A: No one would watch them. Without wardrobe malfunctions, duck calls, people eating bugs for money and similar forms of entertainment, the people simply aren’t interested.
Q: So why don’t the preachers, priests and rabbis explain it from the pulpit?
A: Because they don’t work for real churches as described in the Bible and other religious scripture. They work for incorporated churches that apply to the IRS for tax exemptions. The IRS then perches on their shoulders like a little bird so it can keep a close watch on everything they say. If they cross the line, they lose their tax exemption and that’s not good for church business. After all, people don’t want to pass the plate if they can’t write it off on their tax returns.
Q: Aren’t there any public school teachers who are aware of these things? Why don’t they teach the children?
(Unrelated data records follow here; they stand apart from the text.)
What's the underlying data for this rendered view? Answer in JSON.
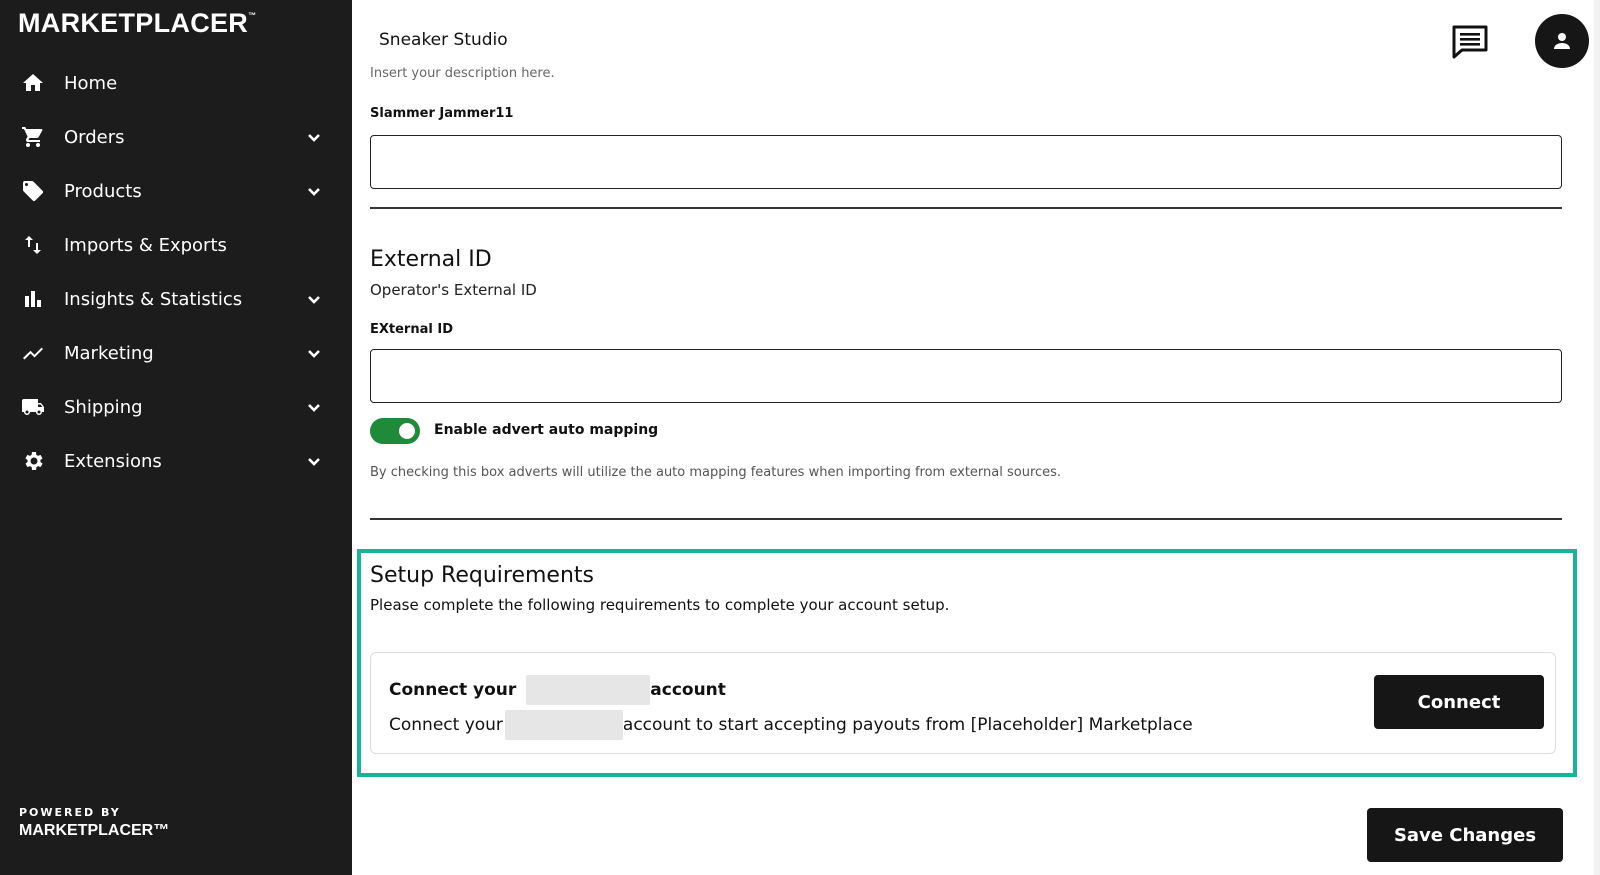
{
  "brand": {
    "logo_text": "MARKETPLACER",
    "logo_tm": "™",
    "powered_by": "POWERED BY",
    "powered_logo": "MARKETPLACER™"
  },
  "sidebar": {
    "items": [
      {
        "label": "Home",
        "icon": "home-icon",
        "has_chevron": false
      },
      {
        "label": "Orders",
        "icon": "cart-icon",
        "has_chevron": true
      },
      {
        "label": "Products",
        "icon": "tag-icon",
        "has_chevron": true
      },
      {
        "label": "Imports & Exports",
        "icon": "import-export-icon",
        "has_chevron": false
      },
      {
        "label": "Insights & Statistics",
        "icon": "bar-chart-icon",
        "has_chevron": true
      },
      {
        "label": "Marketing",
        "icon": "trending-icon",
        "has_chevron": true
      },
      {
        "label": "Shipping",
        "icon": "truck-icon",
        "has_chevron": true
      },
      {
        "label": "Extensions",
        "icon": "gear-icon",
        "has_chevron": true
      }
    ]
  },
  "header": {
    "store_name": "Sneaker Studio"
  },
  "form": {
    "description_hint": "Insert your description here.",
    "slammer_label": "Slammer Jammer11",
    "slammer_value": "",
    "external_title": "External ID",
    "external_sub": "Operator's External ID",
    "external_label": "EXternal ID",
    "external_value": "",
    "toggle_label": "Enable advert auto mapping",
    "toggle_on": true,
    "toggle_help": "By checking this box adverts will utilize the auto mapping features when importing from external sources."
  },
  "setup": {
    "title": "Setup Requirements",
    "subtitle": "Please complete the following requirements to complete your account setup.",
    "card_title_prefix": "Connect your",
    "card_title_suffix": "account",
    "card_desc_prefix": "Connect your",
    "card_desc_suffix": "account to start accepting payouts from [Placeholder] Marketplace",
    "connect_label": "Connect"
  },
  "actions": {
    "save_label": "Save Changes"
  },
  "colors": {
    "sidebar_bg": "#1c1c1c",
    "accent_highlight": "#17b39a",
    "toggle_on": "#1f8a3a",
    "button_bg": "#161616"
  }
}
A: Because the Teachers’ Union won’t allow them. If they did, the state schools wouldn’t give them their fair share of free cheese subsidies from the federal government.
Q: Wow, they’ve pretty much got this whole thing locked down, don’t they?
A: Pretty much.
Q: But don’t the people want to be free?
A: A pet will not wander far from its food bowl and will love whomever feeds it. A taxpayer, especially a retired taxpayer, will not wander far from his benefits and will love whoever keeps the free cheese coming.
Q: Sounds to me like the public is pretty well conditioned to believe whatever the government and the media tell them. How long has this system of mass mind control worked this way?
A: For thousands of years. Today it’s run by TV. Who knows, maybe tomorrow it may be on a chip.
Q: Is government even necessary?
A: That’s an ongoing debate. Most governments throughout history have been little more than bands of elites in temporary possession of territory. The bankers had a hand in the writing of the U.S. Constitution to make sure that the new federal government would pay off the debts of the colonial government. They had a hand in fomenting the War of 1812, the War Between The States, World Wars I and II, and they’ve had a hand in the perpetuation of war — with occasional interruptions of peace — ever since.
Q: Can’t the people just govern themselves?
A: Apparently not. That was the great American experiment America’s founders had in mind, but it isn’t really compatible with lavish surround sound.
Q: So what can people who want to be self-governing do about all this? After all, the ant is much larger than the aphid, plus the ant has all the guns.
A: Yes, but the aphid has all the juice.